ASSIGNED TASK:
Print the records below word for word, but leave out the pictures.

DATA EXCERPTS:

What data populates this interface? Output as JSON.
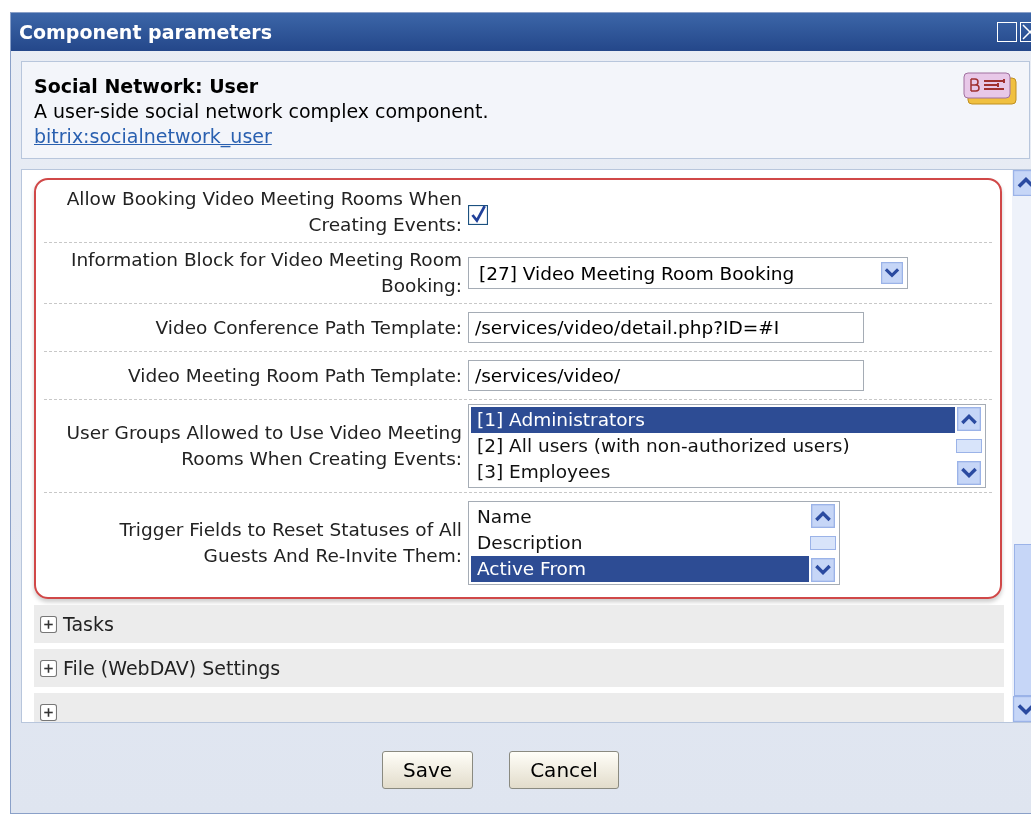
{
  "window": {
    "title": "Component parameters"
  },
  "component": {
    "name": "Social Network: User",
    "description": "A user-side social network complex component.",
    "code": "bitrix:socialnetwork_user"
  },
  "parameters": [
    {
      "kind": "checkbox",
      "label": "Allow Booking Video Meeting Rooms When Creating Events:",
      "checked": true
    },
    {
      "kind": "select",
      "label": "Information Block for Video Meeting Room Booking:",
      "value": "[27] Video Meeting Room Booking"
    },
    {
      "kind": "text",
      "label": "Video Conference Path Template:",
      "value": "/services/video/detail.php?ID=#I"
    },
    {
      "kind": "text",
      "label": "Video Meeting Room Path Template:",
      "value": "/services/video/"
    },
    {
      "kind": "list",
      "label": "User Groups Allowed to Use Video Meeting Rooms When Creating Events:",
      "options": [
        {
          "label": "[1] Administrators",
          "selected": true
        },
        {
          "label": "[2] All users (with non-authorized users)",
          "selected": false
        },
        {
          "label": "[3] Employees",
          "selected": false
        }
      ]
    },
    {
      "kind": "list",
      "label": "Trigger Fields to Reset Statuses of All Guests And Re-Invite Them:",
      "options": [
        {
          "label": "Name",
          "selected": false
        },
        {
          "label": "Description",
          "selected": false
        },
        {
          "label": "Active From",
          "selected": true
        }
      ]
    }
  ],
  "sections": [
    {
      "label": "Tasks",
      "expanded": false
    },
    {
      "label": "File (WebDAV) Settings",
      "expanded": false
    },
    {
      "expanded": false
    }
  ],
  "buttons": [
    "Save",
    "Cancel"
  ]
}
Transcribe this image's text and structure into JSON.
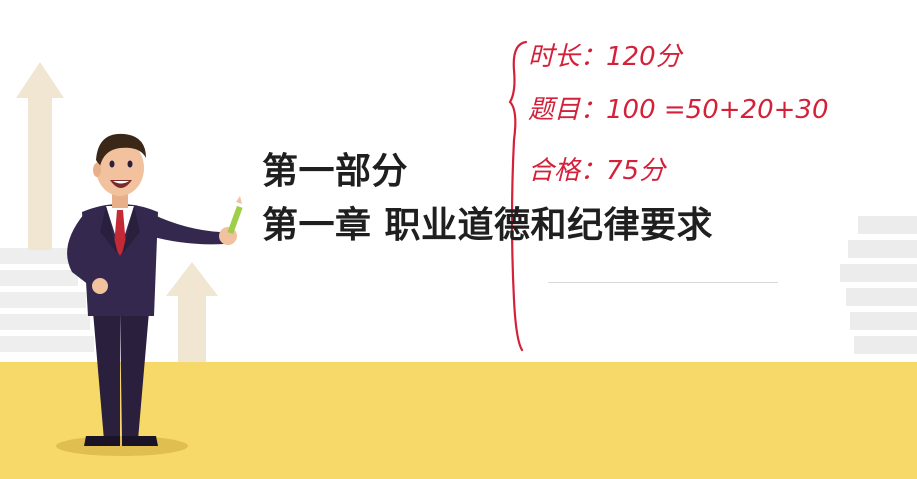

SOLUTION:
What data populates this interface? Output as JSON.
{
  "window": {
    "title": "Component parameters"
  },
  "component": {
    "name": "Social Network: User",
    "description": "A user-side social network complex component.",
    "code": "bitrix:socialnetwork_user"
  },
  "parameters": [
    {
      "kind": "checkbox",
      "label": "Allow Booking Video Meeting Rooms When Creating Events:",
      "checked": true
    },
    {
      "kind": "select",
      "label": "Information Block for Video Meeting Room Booking:",
      "value": "[27] Video Meeting Room Booking"
    },
    {
      "kind": "text",
      "label": "Video Conference Path Template:",
      "value": "/services/video/detail.php?ID=#I"
    },
    {
      "kind": "text",
      "label": "Video Meeting Room Path Template:",
      "value": "/services/video/"
    },
    {
      "kind": "list",
      "label": "User Groups Allowed to Use Video Meeting Rooms When Creating Events:",
      "options": [
        {
          "label": "[1] Administrators",
          "selected": true
        },
        {
          "label": "[2] All users (with non-authorized users)",
          "selected": false
        },
        {
          "label": "[3] Employees",
          "selected": false
        }
      ]
    },
    {
      "kind": "list",
      "label": "Trigger Fields to Reset Statuses of All Guests And Re-Invite Them:",
      "options": [
        {
          "label": "Name",
          "selected": false
        },
        {
          "label": "Description",
          "selected": false
        },
        {
          "label": "Active From",
          "selected": true
        }
      ]
    }
  ],
  "sections": [
    {
      "label": "Tasks",
      "expanded": false
    },
    {
      "label": "File (WebDAV) Settings",
      "expanded": false
    },
    {
      "expanded": false
    }
  ],
  "buttons": [
    "Save",
    "Cancel"
  ]
}
Transcribe this image's text and structure into JSON.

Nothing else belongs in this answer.